Data records for software interfaces
◆ ◆ ◆

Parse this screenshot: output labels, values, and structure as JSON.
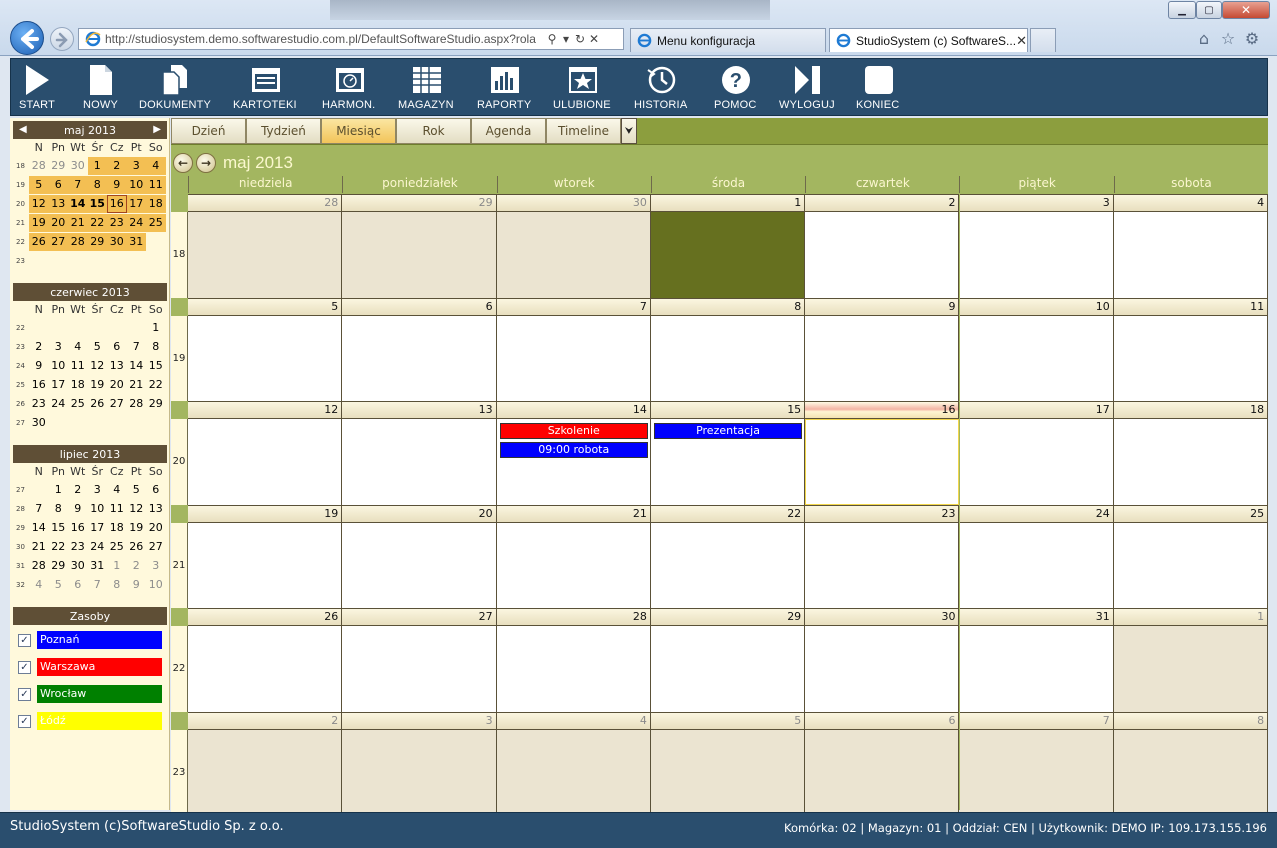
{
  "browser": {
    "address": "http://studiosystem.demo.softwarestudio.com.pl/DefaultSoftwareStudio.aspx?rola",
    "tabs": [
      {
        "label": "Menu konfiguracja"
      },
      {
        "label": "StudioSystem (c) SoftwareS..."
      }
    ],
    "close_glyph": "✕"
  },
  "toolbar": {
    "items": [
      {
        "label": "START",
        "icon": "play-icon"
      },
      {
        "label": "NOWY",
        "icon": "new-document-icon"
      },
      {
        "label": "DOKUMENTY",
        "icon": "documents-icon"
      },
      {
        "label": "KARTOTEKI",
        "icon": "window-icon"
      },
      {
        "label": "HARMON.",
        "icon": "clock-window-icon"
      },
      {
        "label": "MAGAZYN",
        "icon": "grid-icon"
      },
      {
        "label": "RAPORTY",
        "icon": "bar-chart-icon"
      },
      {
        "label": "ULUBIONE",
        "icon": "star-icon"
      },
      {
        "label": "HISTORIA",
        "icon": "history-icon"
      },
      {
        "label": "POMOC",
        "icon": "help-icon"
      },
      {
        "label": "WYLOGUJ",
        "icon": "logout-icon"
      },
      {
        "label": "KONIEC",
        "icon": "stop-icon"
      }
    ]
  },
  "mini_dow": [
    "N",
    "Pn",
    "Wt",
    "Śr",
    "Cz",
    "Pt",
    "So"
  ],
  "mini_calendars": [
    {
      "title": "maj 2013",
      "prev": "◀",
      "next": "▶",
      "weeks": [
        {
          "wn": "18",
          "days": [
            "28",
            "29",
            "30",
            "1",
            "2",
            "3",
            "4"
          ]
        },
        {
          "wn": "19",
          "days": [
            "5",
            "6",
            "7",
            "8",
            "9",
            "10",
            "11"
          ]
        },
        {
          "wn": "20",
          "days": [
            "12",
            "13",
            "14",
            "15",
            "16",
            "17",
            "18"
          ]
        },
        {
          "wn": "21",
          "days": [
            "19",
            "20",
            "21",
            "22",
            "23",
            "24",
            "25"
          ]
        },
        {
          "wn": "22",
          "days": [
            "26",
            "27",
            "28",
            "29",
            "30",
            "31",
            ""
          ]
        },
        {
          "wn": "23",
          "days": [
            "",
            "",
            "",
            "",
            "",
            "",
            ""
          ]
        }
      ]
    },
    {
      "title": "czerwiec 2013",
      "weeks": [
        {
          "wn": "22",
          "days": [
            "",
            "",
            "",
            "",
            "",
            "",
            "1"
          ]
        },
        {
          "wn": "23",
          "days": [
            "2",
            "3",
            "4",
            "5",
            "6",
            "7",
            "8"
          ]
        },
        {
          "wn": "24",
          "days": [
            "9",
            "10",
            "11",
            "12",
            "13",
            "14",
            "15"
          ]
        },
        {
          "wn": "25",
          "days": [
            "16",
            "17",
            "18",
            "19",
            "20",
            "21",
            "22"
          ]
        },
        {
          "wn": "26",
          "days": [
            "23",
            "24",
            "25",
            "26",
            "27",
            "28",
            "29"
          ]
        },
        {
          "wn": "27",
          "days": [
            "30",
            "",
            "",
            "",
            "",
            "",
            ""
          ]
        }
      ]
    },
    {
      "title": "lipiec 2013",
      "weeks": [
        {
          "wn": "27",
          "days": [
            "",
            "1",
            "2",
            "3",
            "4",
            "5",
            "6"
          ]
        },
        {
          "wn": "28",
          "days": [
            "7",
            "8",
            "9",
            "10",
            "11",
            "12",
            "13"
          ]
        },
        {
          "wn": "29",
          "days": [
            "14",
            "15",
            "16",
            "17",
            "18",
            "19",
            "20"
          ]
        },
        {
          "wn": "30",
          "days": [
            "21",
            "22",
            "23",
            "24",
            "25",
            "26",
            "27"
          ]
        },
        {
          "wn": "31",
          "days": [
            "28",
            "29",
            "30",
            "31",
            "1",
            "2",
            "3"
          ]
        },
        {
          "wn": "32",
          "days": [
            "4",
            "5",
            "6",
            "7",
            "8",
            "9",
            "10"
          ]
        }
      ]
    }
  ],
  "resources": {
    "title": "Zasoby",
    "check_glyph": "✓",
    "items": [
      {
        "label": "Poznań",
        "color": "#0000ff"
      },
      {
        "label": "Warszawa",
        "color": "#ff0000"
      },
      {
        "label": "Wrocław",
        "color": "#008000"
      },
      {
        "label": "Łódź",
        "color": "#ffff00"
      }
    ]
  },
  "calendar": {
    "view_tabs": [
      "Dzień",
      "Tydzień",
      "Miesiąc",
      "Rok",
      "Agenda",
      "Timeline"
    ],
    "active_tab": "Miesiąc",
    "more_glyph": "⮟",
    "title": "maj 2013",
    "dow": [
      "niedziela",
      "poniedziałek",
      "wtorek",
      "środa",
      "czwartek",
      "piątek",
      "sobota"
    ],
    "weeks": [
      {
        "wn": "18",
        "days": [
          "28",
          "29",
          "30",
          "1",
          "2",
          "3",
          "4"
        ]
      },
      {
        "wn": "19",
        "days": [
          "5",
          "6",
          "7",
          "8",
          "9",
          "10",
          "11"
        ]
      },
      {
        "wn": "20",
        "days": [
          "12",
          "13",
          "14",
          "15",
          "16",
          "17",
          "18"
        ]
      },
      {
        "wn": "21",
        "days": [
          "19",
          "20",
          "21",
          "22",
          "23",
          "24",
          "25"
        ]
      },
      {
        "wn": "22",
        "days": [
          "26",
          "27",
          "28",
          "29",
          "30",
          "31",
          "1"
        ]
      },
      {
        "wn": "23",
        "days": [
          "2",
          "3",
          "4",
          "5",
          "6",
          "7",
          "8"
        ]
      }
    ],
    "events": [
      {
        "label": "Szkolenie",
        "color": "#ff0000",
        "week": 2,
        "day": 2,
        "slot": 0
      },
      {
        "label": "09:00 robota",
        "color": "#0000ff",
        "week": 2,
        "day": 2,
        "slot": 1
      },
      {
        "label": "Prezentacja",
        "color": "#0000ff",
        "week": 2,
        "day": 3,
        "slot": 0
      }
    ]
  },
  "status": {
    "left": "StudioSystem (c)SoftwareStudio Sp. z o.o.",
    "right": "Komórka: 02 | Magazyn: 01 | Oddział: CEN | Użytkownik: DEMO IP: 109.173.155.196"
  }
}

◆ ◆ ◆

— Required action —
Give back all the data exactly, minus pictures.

— Answer box —
Parse this screenshot: output labels, values, and structure as JSON.
{
  "browser": {
    "address": "http://studiosystem.demo.softwarestudio.com.pl/DefaultSoftwareStudio.aspx?rola",
    "tabs": [
      {
        "label": "Menu konfiguracja"
      },
      {
        "label": "StudioSystem (c) SoftwareS..."
      }
    ],
    "close_glyph": "✕"
  },
  "toolbar": {
    "items": [
      {
        "label": "START",
        "icon": "play-icon"
      },
      {
        "label": "NOWY",
        "icon": "new-document-icon"
      },
      {
        "label": "DOKUMENTY",
        "icon": "documents-icon"
      },
      {
        "label": "KARTOTEKI",
        "icon": "window-icon"
      },
      {
        "label": "HARMON.",
        "icon": "clock-window-icon"
      },
      {
        "label": "MAGAZYN",
        "icon": "grid-icon"
      },
      {
        "label": "RAPORTY",
        "icon": "bar-chart-icon"
      },
      {
        "label": "ULUBIONE",
        "icon": "star-icon"
      },
      {
        "label": "HISTORIA",
        "icon": "history-icon"
      },
      {
        "label": "POMOC",
        "icon": "help-icon"
      },
      {
        "label": "WYLOGUJ",
        "icon": "logout-icon"
      },
      {
        "label": "KONIEC",
        "icon": "stop-icon"
      }
    ]
  },
  "mini_dow": [
    "N",
    "Pn",
    "Wt",
    "Śr",
    "Cz",
    "Pt",
    "So"
  ],
  "mini_calendars": [
    {
      "title": "maj 2013",
      "prev": "◀",
      "next": "▶",
      "weeks": [
        {
          "wn": "18",
          "days": [
            "28",
            "29",
            "30",
            "1",
            "2",
            "3",
            "4"
          ]
        },
        {
          "wn": "19",
          "days": [
            "5",
            "6",
            "7",
            "8",
            "9",
            "10",
            "11"
          ]
        },
        {
          "wn": "20",
          "days": [
            "12",
            "13",
            "14",
            "15",
            "16",
            "17",
            "18"
          ]
        },
        {
          "wn": "21",
          "days": [
            "19",
            "20",
            "21",
            "22",
            "23",
            "24",
            "25"
          ]
        },
        {
          "wn": "22",
          "days": [
            "26",
            "27",
            "28",
            "29",
            "30",
            "31",
            ""
          ]
        },
        {
          "wn": "23",
          "days": [
            "",
            "",
            "",
            "",
            "",
            "",
            ""
          ]
        }
      ]
    },
    {
      "title": "czerwiec 2013",
      "weeks": [
        {
          "wn": "22",
          "days": [
            "",
            "",
            "",
            "",
            "",
            "",
            "1"
          ]
        },
        {
          "wn": "23",
          "days": [
            "2",
            "3",
            "4",
            "5",
            "6",
            "7",
            "8"
          ]
        },
        {
          "wn": "24",
          "days": [
            "9",
            "10",
            "11",
            "12",
            "13",
            "14",
            "15"
          ]
        },
        {
          "wn": "25",
          "days": [
            "16",
            "17",
            "18",
            "19",
            "20",
            "21",
            "22"
          ]
        },
        {
          "wn": "26",
          "days": [
            "23",
            "24",
            "25",
            "26",
            "27",
            "28",
            "29"
          ]
        },
        {
          "wn": "27",
          "days": [
            "30",
            "",
            "",
            "",
            "",
            "",
            ""
          ]
        }
      ]
    },
    {
      "title": "lipiec 2013",
      "weeks": [
        {
          "wn": "27",
          "days": [
            "",
            "1",
            "2",
            "3",
            "4",
            "5",
            "6"
          ]
        },
        {
          "wn": "28",
          "days": [
            "7",
            "8",
            "9",
            "10",
            "11",
            "12",
            "13"
          ]
        },
        {
          "wn": "29",
          "days": [
            "14",
            "15",
            "16",
            "17",
            "18",
            "19",
            "20"
          ]
        },
        {
          "wn": "30",
          "days": [
            "21",
            "22",
            "23",
            "24",
            "25",
            "26",
            "27"
          ]
        },
        {
          "wn": "31",
          "days": [
            "28",
            "29",
            "30",
            "31",
            "1",
            "2",
            "3"
          ]
        },
        {
          "wn": "32",
          "days": [
            "4",
            "5",
            "6",
            "7",
            "8",
            "9",
            "10"
          ]
        }
      ]
    }
  ],
  "resources": {
    "title": "Zasoby",
    "check_glyph": "✓",
    "items": [
      {
        "label": "Poznań",
        "color": "#0000ff"
      },
      {
        "label": "Warszawa",
        "color": "#ff0000"
      },
      {
        "label": "Wrocław",
        "color": "#008000"
      },
      {
        "label": "Łódź",
        "color": "#ffff00"
      }
    ]
  },
  "calendar": {
    "view_tabs": [
      "Dzień",
      "Tydzień",
      "Miesiąc",
      "Rok",
      "Agenda",
      "Timeline"
    ],
    "active_tab": "Miesiąc",
    "more_glyph": "⮟",
    "title": "maj 2013",
    "dow": [
      "niedziela",
      "poniedziałek",
      "wtorek",
      "środa",
      "czwartek",
      "piątek",
      "sobota"
    ],
    "weeks": [
      {
        "wn": "18",
        "days": [
          "28",
          "29",
          "30",
          "1",
          "2",
          "3",
          "4"
        ]
      },
      {
        "wn": "19",
        "days": [
          "5",
          "6",
          "7",
          "8",
          "9",
          "10",
          "11"
        ]
      },
      {
        "wn": "20",
        "days": [
          "12",
          "13",
          "14",
          "15",
          "16",
          "17",
          "18"
        ]
      },
      {
        "wn": "21",
        "days": [
          "19",
          "20",
          "21",
          "22",
          "23",
          "24",
          "25"
        ]
      },
      {
        "wn": "22",
        "days": [
          "26",
          "27",
          "28",
          "29",
          "30",
          "31",
          "1"
        ]
      },
      {
        "wn": "23",
        "days": [
          "2",
          "3",
          "4",
          "5",
          "6",
          "7",
          "8"
        ]
      }
    ],
    "events": [
      {
        "label": "Szkolenie",
        "color": "#ff0000",
        "week": 2,
        "day": 2,
        "slot": 0
      },
      {
        "label": "09:00 robota",
        "color": "#0000ff",
        "week": 2,
        "day": 2,
        "slot": 1
      },
      {
        "label": "Prezentacja",
        "color": "#0000ff",
        "week": 2,
        "day": 3,
        "slot": 0
      }
    ]
  },
  "status": {
    "left": "StudioSystem (c)SoftwareStudio Sp. z o.o.",
    "right": "Komórka: 02 | Magazyn: 01 | Oddział: CEN | Użytkownik: DEMO IP: 109.173.155.196"
  }
}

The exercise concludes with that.